Adobe just announced the launch of Flash Platform Services for Distribution. These new services will allow developers to make their applications more sharable on a variety of platforms, including a wide range of mobile devices. Adobe will give developers the ability to enable their users to embed applications on over 70 destination sites. In order to provide this service, Adobe has partnered with Gigya, a company that already has a lot of experience in giving publishers the ability to make their content sharable through social widgets.
As the Adobe team behind this product told us in an interview last week, for a lot of companies, making their applications sharable is still a major challenge. For a large number of these companies, posting an application in an app store is also often the only mobile distribution strategy. The Flash Platform Services for Distribution, however, aims to make this easier for developers.
Sharing Flash Apps on Mobile Devices
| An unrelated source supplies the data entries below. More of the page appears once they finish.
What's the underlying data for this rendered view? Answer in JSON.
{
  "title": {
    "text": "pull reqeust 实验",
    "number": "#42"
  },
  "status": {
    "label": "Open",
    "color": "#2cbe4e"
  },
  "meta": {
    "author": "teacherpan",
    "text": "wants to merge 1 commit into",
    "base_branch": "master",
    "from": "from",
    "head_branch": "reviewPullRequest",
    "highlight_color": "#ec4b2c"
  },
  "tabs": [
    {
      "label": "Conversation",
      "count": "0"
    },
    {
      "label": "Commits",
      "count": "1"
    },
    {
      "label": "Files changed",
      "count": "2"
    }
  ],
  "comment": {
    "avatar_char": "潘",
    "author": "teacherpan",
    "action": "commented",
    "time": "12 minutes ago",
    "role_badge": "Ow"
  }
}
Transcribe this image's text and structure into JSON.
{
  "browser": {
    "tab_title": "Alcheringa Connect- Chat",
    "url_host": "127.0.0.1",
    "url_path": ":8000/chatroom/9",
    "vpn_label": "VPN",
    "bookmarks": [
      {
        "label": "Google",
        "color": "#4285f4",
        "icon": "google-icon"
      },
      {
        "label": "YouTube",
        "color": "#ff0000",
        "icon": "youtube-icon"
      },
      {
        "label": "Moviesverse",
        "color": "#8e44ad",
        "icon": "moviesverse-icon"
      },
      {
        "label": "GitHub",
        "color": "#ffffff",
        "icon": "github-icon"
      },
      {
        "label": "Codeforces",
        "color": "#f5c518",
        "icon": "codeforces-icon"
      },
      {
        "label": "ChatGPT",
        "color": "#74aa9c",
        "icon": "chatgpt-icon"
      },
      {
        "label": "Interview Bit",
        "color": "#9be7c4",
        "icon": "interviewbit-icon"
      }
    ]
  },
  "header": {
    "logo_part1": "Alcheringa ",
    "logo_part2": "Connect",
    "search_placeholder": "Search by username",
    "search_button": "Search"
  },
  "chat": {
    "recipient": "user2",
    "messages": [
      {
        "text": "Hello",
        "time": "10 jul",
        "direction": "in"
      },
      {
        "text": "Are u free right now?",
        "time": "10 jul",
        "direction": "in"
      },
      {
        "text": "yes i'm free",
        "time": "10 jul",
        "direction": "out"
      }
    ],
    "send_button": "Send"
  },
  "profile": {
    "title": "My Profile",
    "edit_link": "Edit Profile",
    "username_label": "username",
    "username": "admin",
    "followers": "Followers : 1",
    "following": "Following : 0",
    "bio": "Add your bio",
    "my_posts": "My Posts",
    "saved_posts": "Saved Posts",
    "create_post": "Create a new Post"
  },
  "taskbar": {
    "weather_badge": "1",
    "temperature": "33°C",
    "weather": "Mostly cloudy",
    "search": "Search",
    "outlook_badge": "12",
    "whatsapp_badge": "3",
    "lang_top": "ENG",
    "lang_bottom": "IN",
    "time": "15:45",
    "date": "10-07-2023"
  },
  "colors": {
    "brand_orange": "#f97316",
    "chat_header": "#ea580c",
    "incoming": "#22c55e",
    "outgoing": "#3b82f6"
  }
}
On the mobile side, Adobe and Gigya will give users the ability to share content on a wide variety of phones, including Windows Mobile and Symbian phones. Users who want to install a sharable application on their mobile phones will simply receive an SMS message with a link to the application. The service will automatically detect the type of device and deliver the right version to the user. Developers can also give their users the ability to share iPhone versions of their applications - though obviously those have to be native iPhone applications, as the iPhone doesn't support Flash.
Developers will be able to track the success of their applications through and Adobe AIR app that will allow them to measure distribution and customer usage. In partnership with Gigya, Adobe will also give developers the ability to assure installs through paid promotions and to monetize apps through cross-promotions.
Coming Soon: Easier Integration with Social Networks
Adobe also announced that it will launch another Flash Platform Service later this year that will allow developers to easily connect Flash applications written on top of Adobe's platforms with a number of social networks such as MySpace, Facebook, and Twitter. Developers won't have to worry about the idiosyncrasies of a service's API, but will be able to write their applications on top of Adobe's social platform instead.
Written by Frederic Lardinois